Pajitnov is still involved with Tetris through The Tetris Company, a 2005 LLC that licenses the brand to third parties. These third-party projects help preserve Tetris as much as they help innovate on it. In the past few years alone, we received the adorable Puyo Puyo Tetris mash-up, soared along with the award-winning Tetris Effect, struggled for supremacy against other players in Tetris 99, and even got our hands on a previously unpublished version of Tetris through the Sega Genesis Mini. Not even Pajitnov can keep up with everything; he was genuinely surprised when I told him about the lost edition of Tetris that hit the Genesis Mini.
"Interesting," he says. "I'll check it out."
That's not to suggest Pajitnov isn't tuned in to what's going on in his Tetris kingdom. We discussed some of the newer games, and Tetris' continued potential as a competitive pastime, a door that opened with last year's Tetris 99 for the Switch.
"I love Switch. They [Nintendo] did a great job on it," Pajitnov says, citing The Legend of Zelda: Breath of the Wild as one of his favorite games on the system and lamenting how his son keeps stealing it away from him. But Tetris 99 is the game he's most excited about, since that's where he sees the franchise's future.
"Tetris 99 is absolutely a great title," he says. "Basically, I think the one-player version of Tetris has been more or less stabilized over the years. That's good, and we're just adjusting the game to new user interfaces. But for two-player modes and serious competition, there are several challenges to overcome.
"I really want Tetris to establish itself as an esport. We're getting there very slowly but surely."
While Pajitnov isn't quite as over-the-moon about Tetris Effect, he's still very impressed by its ethereal graphics. He also likes Puyo Puyo Tetris quite a bit, calling Puyo Puyo "the only game that could pair with Tetris." Then he surprised me by revealing he had a hand in bringing the original Puyo Puyo puzzle game to life. "I designed the puzzle mode—the small tasks, like when you need to clear the field in a couple of moves or something like that. But it was so long ago, maybe 20 years. I can't remember."

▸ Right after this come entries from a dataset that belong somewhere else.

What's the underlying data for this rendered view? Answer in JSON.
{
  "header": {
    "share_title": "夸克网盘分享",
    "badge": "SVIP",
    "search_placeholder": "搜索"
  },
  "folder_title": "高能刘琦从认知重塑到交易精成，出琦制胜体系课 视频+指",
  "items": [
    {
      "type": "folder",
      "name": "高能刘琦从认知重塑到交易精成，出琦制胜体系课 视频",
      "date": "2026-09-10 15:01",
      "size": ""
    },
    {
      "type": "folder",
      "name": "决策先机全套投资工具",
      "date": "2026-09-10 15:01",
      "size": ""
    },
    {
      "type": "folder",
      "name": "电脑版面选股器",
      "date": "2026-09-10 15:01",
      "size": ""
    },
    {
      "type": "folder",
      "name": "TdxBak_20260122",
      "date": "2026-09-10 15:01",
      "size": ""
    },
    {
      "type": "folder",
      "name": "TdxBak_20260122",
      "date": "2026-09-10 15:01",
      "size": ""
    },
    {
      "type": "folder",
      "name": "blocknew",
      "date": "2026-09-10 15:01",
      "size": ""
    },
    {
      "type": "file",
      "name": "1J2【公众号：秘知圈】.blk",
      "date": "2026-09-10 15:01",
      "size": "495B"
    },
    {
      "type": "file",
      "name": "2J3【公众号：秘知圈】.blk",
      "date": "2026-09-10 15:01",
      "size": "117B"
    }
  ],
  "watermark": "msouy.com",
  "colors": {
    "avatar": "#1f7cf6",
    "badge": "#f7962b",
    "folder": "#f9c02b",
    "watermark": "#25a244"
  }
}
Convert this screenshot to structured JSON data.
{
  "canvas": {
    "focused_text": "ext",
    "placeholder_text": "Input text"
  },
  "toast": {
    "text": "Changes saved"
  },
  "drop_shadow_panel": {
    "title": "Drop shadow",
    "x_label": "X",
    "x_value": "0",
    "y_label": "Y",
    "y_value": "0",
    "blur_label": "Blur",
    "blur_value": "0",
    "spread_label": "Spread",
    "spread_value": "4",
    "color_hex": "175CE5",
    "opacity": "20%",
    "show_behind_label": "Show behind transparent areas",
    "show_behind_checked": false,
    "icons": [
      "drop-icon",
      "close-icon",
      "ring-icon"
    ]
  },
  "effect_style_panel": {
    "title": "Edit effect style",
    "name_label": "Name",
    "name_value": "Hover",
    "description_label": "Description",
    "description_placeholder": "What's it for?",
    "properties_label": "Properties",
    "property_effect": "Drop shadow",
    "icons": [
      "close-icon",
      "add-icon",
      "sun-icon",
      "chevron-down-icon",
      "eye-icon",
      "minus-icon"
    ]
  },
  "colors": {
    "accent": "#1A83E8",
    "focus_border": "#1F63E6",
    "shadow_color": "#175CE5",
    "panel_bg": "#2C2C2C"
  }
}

The first Puyo Puyo game was developed for Japan's MSX2 computer and the Famicom Disk System by the now-defunct Compile in 1991, making Pajitnov's estimate closer to 30 years ago. What's a decade here or there, though?

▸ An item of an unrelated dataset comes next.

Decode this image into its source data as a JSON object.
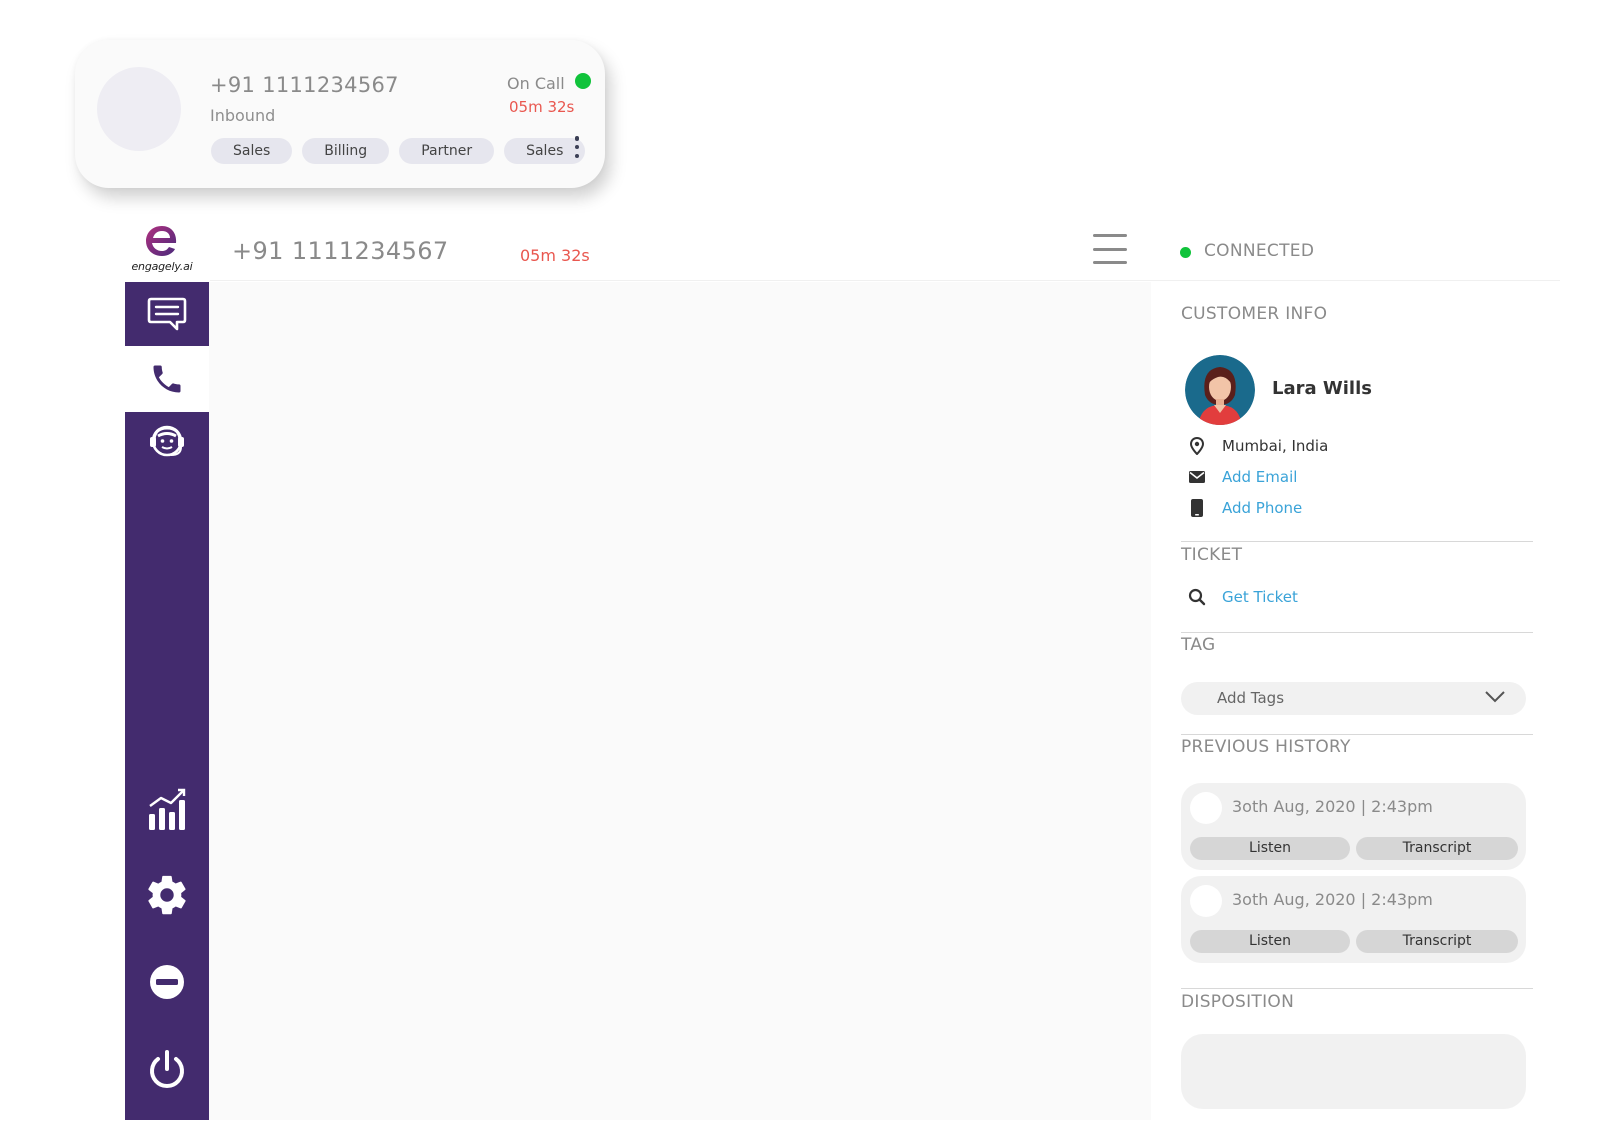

The future of Tetris looks energetic and surprisingly diverse, but Pajitnov is careful not to constantly operate at a "level nine, high five" pace. He winds down by reading, watching television, and staying active. "I'm almost 65, so it's time for me to look after my health," he says. "I'm exercising a little bit, trying to keep myself in at least decent physical condition."
He's also working on games that don't involve spinning letter blocks. "I have a couple of slow projects I'm doing with my friends. I have two very old friends. They live in Saint Petersburg. About ten years ago, we started to produce some little puzzles for the App Store." He laughs. "We're still doing it, but it's kind of slow. There's only three of us."

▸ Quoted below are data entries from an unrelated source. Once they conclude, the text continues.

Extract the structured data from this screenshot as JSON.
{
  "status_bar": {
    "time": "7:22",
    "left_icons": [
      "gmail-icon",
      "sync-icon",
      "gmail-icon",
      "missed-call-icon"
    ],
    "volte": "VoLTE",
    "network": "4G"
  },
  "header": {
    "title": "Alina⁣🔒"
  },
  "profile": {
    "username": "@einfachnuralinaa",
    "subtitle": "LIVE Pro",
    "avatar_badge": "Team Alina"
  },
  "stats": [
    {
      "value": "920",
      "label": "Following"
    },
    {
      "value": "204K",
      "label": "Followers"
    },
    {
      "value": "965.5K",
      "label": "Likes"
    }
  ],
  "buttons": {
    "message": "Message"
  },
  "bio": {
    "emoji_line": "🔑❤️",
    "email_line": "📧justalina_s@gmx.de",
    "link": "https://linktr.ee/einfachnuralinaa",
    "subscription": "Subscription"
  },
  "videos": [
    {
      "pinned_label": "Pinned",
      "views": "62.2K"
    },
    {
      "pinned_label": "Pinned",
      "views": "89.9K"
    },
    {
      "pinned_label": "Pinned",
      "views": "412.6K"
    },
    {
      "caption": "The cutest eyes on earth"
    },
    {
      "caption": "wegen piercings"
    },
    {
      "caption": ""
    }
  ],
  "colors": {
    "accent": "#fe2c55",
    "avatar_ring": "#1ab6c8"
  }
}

Tetris has been synonymous with puzzle games since the end of the '80s, and Pajitnov's energy regarding its future signals Tetris will remain the genre's king for years to come. Will the new decade grant it a spot as a major contender as an esport? Given Tetris' brand power, the general public might finally react with something other than angry confusion when they turn on ESPN and see professional block-stackers struggling against each other.